-------- Records provided --------

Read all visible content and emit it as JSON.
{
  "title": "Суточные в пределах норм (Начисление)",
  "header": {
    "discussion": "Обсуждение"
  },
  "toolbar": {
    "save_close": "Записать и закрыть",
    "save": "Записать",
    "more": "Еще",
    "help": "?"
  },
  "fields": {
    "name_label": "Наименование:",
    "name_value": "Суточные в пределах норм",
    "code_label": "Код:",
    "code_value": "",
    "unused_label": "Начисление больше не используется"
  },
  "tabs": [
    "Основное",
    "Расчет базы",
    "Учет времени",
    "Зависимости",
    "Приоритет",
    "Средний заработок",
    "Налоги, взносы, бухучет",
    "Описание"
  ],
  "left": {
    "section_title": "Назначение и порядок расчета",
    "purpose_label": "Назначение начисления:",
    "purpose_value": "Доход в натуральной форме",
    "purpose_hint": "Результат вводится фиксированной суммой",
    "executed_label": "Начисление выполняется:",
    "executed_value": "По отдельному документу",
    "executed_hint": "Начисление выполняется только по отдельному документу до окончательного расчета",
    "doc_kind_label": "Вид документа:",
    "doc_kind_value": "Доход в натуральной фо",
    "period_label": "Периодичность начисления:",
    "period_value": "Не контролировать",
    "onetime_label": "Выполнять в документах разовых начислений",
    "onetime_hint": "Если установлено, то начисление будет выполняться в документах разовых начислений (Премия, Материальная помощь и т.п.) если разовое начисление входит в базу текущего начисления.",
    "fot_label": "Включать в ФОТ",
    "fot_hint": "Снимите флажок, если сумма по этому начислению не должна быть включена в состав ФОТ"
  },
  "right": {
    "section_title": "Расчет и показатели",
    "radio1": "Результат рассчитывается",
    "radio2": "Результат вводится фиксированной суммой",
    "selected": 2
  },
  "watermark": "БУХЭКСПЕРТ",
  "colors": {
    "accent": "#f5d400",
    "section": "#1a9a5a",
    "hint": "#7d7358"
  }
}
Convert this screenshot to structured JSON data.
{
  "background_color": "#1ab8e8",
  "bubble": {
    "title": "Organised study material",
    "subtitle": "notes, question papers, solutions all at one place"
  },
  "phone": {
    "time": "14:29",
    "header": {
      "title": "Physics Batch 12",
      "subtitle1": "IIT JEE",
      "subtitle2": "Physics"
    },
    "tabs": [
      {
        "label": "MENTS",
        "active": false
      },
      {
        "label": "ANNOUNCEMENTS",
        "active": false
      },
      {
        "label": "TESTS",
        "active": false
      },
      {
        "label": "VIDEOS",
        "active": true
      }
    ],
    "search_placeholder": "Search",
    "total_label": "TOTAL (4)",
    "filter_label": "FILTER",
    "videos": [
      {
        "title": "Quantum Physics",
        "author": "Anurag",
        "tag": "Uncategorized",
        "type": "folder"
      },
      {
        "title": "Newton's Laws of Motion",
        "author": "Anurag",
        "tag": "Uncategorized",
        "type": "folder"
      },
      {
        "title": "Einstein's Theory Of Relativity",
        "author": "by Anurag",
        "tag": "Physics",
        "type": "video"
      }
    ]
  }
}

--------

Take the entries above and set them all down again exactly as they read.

Read all visible content and emit it as JSON.
{
  "title": "Суточные в пределах норм (Начисление)",
  "header": {
    "discussion": "Обсуждение"
  },
  "toolbar": {
    "save_close": "Записать и закрыть",
    "save": "Записать",
    "more": "Еще",
    "help": "?"
  },
  "fields": {
    "name_label": "Наименование:",
    "name_value": "Суточные в пределах норм",
    "code_label": "Код:",
    "code_value": "",
    "unused_label": "Начисление больше не используется"
  },
  "tabs": [
    "Основное",
    "Расчет базы",
    "Учет времени",
    "Зависимости",
    "Приоритет",
    "Средний заработок",
    "Налоги, взносы, бухучет",
    "Описание"
  ],
  "left": {
    "section_title": "Назначение и порядок расчета",
    "purpose_label": "Назначение начисления:",
    "purpose_value": "Доход в натуральной форме",
    "purpose_hint": "Результат вводится фиксированной суммой",
    "executed_label": "Начисление выполняется:",
    "executed_value": "По отдельному документу",
    "executed_hint": "Начисление выполняется только по отдельному документу до окончательного расчета",
    "doc_kind_label": "Вид документа:",
    "doc_kind_value": "Доход в натуральной фо",
    "period_label": "Периодичность начисления:",
    "period_value": "Не контролировать",
    "onetime_label": "Выполнять в документах разовых начислений",
    "onetime_hint": "Если установлено, то начисление будет выполняться в документах разовых начислений (Премия, Материальная помощь и т.п.) если разовое начисление входит в базу текущего начисления.",
    "fot_label": "Включать в ФОТ",
    "fot_hint": "Снимите флажок, если сумма по этому начислению не должна быть включена в состав ФОТ"
  },
  "right": {
    "section_title": "Расчет и показатели",
    "radio1": "Результат рассчитывается",
    "radio2": "Результат вводится фиксированной суммой",
    "selected": 2
  },
  "watermark": "БУХЭКСПЕРТ",
  "colors": {
    "accent": "#f5d400",
    "section": "#1a9a5a",
    "hint": "#7d7358"
  }
}
Convert this screenshot to structured JSON data.
{
  "background_color": "#1ab8e8",
  "bubble": {
    "title": "Organised study material",
    "subtitle": "notes, question papers, solutions all at one place"
  },
  "phone": {
    "time": "14:29",
    "header": {
      "title": "Physics Batch 12",
      "subtitle1": "IIT JEE",
      "subtitle2": "Physics"
    },
    "tabs": [
      {
        "label": "MENTS",
        "active": false
      },
      {
        "label": "ANNOUNCEMENTS",
        "active": false
      },
      {
        "label": "TESTS",
        "active": false
      },
      {
        "label": "VIDEOS",
        "active": true
      }
    ],
    "search_placeholder": "Search",
    "total_label": "TOTAL (4)",
    "filter_label": "FILTER",
    "videos": [
      {
        "title": "Quantum Physics",
        "author": "Anurag",
        "tag": "Uncategorized",
        "type": "folder"
      },
      {
        "title": "Newton's Laws of Motion",
        "author": "Anurag",
        "tag": "Uncategorized",
        "type": "folder"
      },
      {
        "title": "Einstein's Theory Of Relativity",
        "author": "by Anurag",
        "tag": "Physics",
        "type": "video"
      }
    ]
  }
}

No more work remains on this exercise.